» WHAT YOU ARE ASKED TO DO:
Go through the entries below and copy each line that holds the word "PULLET".

» DATASET CONTENT:
-------------------------
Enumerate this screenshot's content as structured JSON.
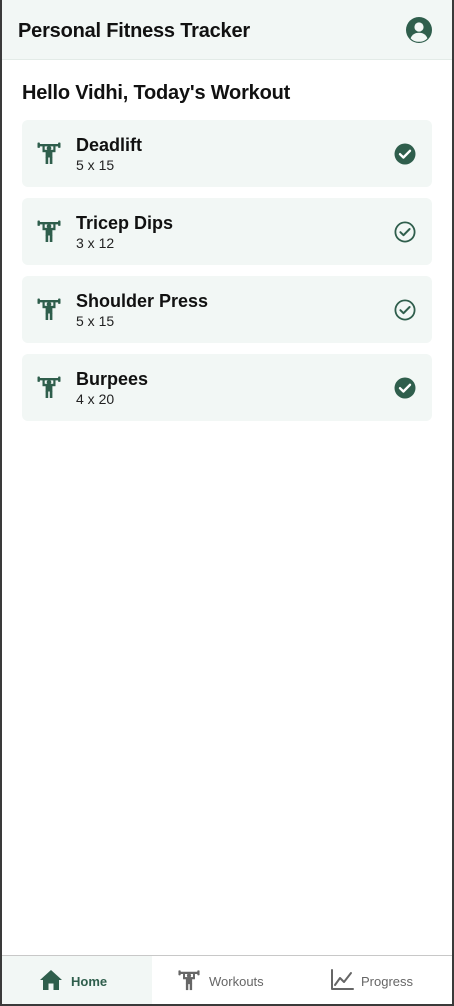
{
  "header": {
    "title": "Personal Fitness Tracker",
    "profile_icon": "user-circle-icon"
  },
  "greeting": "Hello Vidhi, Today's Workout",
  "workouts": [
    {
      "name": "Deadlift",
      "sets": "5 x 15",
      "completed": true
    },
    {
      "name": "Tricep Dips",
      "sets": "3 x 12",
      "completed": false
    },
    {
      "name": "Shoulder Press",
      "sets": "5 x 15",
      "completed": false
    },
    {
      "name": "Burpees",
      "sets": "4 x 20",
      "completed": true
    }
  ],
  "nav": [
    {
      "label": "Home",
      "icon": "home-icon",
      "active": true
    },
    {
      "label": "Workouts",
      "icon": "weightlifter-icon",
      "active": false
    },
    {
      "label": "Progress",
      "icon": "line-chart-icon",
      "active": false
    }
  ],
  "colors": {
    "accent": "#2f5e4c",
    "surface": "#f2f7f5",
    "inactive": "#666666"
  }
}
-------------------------
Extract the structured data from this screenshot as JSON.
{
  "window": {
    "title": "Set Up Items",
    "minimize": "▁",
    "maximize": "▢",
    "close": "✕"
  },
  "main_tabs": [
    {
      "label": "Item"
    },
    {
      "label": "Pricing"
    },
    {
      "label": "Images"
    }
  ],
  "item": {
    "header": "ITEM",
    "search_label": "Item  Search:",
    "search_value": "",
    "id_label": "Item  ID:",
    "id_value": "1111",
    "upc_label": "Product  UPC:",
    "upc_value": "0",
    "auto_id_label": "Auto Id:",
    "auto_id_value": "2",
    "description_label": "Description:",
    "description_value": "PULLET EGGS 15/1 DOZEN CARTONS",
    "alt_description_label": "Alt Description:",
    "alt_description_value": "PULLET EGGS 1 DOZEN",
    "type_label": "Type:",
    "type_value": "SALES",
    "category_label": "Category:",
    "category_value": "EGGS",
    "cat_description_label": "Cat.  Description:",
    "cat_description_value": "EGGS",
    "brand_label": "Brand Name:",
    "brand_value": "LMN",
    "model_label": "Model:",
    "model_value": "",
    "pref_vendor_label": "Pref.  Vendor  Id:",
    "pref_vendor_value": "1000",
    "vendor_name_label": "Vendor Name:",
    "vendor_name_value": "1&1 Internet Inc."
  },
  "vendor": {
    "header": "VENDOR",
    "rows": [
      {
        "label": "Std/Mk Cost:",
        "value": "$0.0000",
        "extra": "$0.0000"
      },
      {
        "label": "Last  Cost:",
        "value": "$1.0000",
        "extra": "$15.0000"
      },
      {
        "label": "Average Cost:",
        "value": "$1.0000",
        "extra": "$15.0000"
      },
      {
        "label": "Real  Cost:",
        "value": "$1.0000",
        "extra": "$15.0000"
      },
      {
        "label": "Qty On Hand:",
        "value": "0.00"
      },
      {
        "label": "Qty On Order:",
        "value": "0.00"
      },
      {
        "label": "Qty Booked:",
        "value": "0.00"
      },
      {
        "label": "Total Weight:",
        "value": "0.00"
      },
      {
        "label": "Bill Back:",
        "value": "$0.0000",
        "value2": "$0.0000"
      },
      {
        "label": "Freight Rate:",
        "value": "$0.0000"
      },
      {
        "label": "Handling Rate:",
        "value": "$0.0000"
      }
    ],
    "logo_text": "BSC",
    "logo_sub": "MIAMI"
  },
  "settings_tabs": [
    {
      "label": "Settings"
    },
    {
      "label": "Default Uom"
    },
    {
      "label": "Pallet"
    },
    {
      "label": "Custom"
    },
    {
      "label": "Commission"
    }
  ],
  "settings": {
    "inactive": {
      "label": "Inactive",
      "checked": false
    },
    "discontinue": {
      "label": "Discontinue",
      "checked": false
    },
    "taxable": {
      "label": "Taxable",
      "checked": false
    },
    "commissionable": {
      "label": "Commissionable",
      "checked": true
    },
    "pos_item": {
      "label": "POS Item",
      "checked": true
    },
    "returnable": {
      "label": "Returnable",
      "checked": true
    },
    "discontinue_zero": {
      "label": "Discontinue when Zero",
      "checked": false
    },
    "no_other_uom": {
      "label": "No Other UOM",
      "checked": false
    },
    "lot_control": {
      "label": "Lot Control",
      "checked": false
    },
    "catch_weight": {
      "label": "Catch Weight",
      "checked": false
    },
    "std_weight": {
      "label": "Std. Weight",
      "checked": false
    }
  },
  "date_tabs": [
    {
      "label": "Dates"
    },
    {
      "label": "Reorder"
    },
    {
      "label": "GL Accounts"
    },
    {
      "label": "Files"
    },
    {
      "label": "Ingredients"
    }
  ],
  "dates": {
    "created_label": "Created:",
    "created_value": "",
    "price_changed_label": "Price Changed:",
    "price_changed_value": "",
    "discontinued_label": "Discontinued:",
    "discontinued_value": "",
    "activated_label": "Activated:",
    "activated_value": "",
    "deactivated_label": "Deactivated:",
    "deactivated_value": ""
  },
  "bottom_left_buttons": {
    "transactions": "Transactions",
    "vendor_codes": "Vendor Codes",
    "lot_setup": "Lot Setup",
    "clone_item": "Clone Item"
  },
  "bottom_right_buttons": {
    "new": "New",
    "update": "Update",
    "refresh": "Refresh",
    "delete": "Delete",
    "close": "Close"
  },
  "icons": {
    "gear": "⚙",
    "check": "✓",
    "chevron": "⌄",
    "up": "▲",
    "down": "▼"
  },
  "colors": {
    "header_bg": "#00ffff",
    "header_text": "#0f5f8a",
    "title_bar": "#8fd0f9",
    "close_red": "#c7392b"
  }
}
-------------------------
» RESULT FOR THIS EXERCISE:
    "description_value": "PULLET EGGS 15/1 DOZEN CARTONS",
    "alt_description_value": "PULLET EGGS 1 DOZEN",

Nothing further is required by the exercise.